As part of my journey through the spiritual exercises of Saint Ignatius, I was asked to read and reflect on three individual bible passages: Mark 10:46-52, Jeremiah 1:4-10 and Jeremiah 29:11-14. As I reflected on each one of them, I realized that these three passages, when run together, speak to a beautiful message of God’s unending love. What follows below is my interpretation of these three passages and what they reveal about God’s unending love. Before you read my interpretation, please read each of the passages yourself.
Before I formed you in the womb, I knew you, and before you were born I consecrated you. I gave you your calling and I appointed you as my own.
What did I say in response, “Ah, ah Lord; you see, I do not know how to speak, I am only a child.” Translation – Ah, Lord, I am not worthy, I can’t do it, I am too weak, call someone else; I have infinite reasons why I can’t do what you ask, what you created me for.
You say: Do not say that, trust me, you will see, you will do all that I ask and command. See, I have put my words, my courage, into your mouth and heart. Don’t be afraid of going forth, I am always with you and I will protect you.
For surely I have plans for you. Plans that I knew before you were in the womb. Plans for your welfare and good, not plans for your harm or destruction. I have plans that will give you hope. Hope that when you come to me and pray, I will hear you. When you search for me with all your heart, I will make sure that you find me. I will gather you up from wherever you have been scattered and I will bring you home.
And then when you are lost and blinded by this world, sidelined on the road of life, and you call out to me, I will give you faith to come to me, and when you are near I will ask you what I can do for you, and because of the faith I have placed within you, you shall have it. This is my promise to you.
So, when you seemingly have lost the trail of faith, and find yourself wondering what the purpose of life is anyway, perhaps these three passages can help you remember that while the trail may have become dim, you were never lost.

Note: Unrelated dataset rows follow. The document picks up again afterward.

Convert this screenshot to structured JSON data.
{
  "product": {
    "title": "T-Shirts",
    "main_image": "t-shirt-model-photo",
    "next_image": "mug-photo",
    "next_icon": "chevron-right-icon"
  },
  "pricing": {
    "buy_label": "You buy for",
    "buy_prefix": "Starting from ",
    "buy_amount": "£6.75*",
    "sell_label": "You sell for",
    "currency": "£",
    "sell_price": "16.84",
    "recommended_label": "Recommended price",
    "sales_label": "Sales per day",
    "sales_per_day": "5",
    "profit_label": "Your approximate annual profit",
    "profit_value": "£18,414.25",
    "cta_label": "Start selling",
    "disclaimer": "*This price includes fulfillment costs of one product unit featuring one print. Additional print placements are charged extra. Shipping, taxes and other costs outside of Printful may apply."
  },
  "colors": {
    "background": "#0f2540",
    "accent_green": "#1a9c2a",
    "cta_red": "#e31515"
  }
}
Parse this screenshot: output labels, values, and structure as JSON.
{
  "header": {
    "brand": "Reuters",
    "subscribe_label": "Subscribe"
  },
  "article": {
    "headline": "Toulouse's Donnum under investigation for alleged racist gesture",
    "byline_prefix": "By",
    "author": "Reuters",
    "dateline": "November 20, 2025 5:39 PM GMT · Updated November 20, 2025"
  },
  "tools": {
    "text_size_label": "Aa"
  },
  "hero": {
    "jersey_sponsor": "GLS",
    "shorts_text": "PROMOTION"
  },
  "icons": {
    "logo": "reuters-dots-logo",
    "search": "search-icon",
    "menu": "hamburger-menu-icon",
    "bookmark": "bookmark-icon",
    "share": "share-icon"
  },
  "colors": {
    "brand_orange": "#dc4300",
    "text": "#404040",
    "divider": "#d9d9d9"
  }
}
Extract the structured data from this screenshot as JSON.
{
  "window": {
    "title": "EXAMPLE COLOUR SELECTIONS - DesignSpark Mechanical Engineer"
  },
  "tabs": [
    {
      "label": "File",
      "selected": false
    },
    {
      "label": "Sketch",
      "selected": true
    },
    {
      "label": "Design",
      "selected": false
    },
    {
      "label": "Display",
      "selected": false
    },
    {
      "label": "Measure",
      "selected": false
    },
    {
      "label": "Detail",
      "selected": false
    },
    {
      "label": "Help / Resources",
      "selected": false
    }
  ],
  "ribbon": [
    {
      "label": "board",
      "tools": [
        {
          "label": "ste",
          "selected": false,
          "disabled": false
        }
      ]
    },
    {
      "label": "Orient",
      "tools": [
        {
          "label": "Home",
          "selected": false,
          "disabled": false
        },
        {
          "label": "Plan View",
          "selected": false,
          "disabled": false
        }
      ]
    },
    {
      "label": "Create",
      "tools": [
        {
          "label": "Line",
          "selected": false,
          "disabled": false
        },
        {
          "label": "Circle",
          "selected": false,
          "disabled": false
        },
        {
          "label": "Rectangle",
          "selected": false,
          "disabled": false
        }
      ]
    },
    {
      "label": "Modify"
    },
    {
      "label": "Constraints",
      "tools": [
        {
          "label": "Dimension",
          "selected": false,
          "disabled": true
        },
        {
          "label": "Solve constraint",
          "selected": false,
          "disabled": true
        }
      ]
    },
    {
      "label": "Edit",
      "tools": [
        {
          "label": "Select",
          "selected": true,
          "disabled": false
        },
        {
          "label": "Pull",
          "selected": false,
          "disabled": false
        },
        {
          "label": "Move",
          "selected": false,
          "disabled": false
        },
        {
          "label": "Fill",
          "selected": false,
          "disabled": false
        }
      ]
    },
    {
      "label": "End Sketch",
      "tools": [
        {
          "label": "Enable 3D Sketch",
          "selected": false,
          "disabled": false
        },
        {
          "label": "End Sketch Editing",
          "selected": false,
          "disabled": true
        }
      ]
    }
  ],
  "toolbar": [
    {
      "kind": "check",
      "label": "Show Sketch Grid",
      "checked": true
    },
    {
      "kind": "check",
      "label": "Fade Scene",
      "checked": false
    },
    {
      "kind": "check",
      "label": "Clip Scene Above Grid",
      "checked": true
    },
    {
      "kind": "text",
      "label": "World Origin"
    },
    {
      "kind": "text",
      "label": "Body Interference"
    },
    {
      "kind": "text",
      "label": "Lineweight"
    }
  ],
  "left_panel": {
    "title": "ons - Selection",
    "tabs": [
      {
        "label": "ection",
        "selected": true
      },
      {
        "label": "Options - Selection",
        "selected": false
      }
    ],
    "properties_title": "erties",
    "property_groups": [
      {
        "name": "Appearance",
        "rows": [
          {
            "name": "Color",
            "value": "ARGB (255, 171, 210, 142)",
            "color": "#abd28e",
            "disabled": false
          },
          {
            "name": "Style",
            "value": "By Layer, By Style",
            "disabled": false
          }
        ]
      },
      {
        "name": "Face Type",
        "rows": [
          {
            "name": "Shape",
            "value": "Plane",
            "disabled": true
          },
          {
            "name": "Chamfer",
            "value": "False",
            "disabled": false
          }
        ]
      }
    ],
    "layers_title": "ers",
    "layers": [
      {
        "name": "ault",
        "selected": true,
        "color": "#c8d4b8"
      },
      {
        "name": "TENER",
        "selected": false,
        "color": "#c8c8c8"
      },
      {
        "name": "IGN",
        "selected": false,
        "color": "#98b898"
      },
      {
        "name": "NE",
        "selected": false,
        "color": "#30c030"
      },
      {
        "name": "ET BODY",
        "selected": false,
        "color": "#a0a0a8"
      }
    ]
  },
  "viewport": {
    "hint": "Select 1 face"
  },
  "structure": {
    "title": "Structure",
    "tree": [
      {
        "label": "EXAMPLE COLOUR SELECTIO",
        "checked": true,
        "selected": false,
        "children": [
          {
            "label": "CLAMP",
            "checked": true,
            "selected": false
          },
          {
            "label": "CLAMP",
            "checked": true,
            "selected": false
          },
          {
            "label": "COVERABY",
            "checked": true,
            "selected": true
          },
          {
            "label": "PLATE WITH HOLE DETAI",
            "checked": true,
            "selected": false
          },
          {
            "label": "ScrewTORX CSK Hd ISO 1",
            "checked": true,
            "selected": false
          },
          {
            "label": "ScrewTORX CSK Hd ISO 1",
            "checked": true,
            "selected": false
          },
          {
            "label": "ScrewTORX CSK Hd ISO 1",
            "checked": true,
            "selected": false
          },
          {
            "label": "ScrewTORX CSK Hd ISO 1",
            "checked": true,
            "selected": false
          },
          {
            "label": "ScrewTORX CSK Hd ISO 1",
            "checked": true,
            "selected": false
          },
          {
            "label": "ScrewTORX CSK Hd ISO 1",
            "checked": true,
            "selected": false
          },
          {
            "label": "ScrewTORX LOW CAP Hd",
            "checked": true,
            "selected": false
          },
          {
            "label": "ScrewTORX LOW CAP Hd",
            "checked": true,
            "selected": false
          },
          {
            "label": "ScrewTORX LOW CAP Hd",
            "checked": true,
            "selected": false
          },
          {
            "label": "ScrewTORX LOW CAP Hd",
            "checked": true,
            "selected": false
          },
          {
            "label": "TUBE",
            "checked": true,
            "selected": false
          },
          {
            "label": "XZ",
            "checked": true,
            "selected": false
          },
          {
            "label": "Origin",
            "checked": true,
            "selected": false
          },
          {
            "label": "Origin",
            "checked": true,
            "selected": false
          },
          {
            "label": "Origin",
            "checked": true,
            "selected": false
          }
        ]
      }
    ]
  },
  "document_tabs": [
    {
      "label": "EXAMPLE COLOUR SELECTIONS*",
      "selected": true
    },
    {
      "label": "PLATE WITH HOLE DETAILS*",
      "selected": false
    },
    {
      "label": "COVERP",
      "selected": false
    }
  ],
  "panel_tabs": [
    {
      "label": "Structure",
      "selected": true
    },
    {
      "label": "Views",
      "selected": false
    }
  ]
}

Question for reflection: Were these three passages written for Jeremiah and Bartimaeus, or for you and I?